**WHAT YOU WILL DO:** When a line in the records contains the string "going", copy that line.

____

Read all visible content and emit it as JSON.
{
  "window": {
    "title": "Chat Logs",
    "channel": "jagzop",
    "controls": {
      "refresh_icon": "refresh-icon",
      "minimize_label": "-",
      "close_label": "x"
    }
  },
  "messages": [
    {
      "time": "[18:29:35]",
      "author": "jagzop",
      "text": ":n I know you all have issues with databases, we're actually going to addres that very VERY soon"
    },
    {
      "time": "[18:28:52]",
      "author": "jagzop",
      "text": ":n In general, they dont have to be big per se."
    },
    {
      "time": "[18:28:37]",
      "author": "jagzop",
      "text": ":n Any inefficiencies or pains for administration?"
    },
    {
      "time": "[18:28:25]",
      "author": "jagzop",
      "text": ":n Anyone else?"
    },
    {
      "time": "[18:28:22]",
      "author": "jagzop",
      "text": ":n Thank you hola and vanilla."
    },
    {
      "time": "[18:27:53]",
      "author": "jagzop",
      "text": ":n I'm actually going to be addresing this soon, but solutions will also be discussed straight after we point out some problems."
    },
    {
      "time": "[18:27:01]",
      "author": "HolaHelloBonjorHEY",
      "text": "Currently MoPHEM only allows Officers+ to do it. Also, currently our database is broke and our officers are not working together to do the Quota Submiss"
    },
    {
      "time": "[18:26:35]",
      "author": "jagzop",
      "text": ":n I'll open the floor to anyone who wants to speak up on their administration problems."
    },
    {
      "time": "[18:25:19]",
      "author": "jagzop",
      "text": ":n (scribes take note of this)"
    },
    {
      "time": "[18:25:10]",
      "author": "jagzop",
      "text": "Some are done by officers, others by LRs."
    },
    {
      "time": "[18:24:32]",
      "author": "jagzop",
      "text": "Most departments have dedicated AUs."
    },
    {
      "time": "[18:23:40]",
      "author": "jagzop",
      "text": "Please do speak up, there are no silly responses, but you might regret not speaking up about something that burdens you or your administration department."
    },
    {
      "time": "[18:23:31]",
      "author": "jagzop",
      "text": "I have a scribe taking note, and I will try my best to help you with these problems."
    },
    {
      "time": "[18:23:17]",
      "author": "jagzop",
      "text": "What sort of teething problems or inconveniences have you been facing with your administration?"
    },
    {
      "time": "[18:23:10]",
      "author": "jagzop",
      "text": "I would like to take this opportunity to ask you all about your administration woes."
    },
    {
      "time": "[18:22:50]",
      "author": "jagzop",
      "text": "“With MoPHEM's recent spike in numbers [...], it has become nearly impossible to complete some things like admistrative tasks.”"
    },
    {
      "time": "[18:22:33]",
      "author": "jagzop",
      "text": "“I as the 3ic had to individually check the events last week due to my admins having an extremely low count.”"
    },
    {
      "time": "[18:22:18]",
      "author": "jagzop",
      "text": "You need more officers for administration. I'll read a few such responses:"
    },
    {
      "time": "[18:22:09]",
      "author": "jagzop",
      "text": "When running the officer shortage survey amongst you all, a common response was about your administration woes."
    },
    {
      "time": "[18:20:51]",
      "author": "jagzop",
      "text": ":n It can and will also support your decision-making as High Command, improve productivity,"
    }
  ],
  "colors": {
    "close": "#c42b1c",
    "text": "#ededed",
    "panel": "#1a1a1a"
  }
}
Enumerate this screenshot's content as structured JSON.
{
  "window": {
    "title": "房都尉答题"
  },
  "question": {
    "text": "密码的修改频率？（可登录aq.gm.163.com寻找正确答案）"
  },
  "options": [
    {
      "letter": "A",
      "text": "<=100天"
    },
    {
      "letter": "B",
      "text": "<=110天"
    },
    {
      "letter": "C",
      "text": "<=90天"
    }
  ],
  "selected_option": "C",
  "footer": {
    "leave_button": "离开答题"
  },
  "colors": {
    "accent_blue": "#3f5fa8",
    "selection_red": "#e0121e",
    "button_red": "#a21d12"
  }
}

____

**OUTPUT FOR THIS TASK:**
      "text": ":n I know you all have issues with databases, we're actually going to addres that very VERY soon"
      "text": ":n I'm actually going to be addresing this soon, but solutions will also be discussed straight after we point out some problems."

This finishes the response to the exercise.